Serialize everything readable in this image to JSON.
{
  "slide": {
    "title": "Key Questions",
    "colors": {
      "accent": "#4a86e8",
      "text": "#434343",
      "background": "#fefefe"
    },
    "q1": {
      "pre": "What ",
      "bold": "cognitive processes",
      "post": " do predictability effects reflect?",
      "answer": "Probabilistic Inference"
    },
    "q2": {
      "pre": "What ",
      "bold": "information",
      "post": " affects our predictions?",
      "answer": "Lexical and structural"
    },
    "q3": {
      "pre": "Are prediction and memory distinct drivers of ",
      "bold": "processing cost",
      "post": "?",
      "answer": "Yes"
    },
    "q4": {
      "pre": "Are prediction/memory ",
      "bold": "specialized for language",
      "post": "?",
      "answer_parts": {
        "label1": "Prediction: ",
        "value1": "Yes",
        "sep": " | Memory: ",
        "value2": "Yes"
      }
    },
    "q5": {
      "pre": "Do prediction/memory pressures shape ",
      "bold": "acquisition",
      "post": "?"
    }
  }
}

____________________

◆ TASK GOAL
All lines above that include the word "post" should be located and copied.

◆ RESPONSE TO THIS TASK
      "post": " do predictability effects reflect?",
      "post": " affects our predictions?",
      "post": "?",
      "post": "?",
      "post": "?"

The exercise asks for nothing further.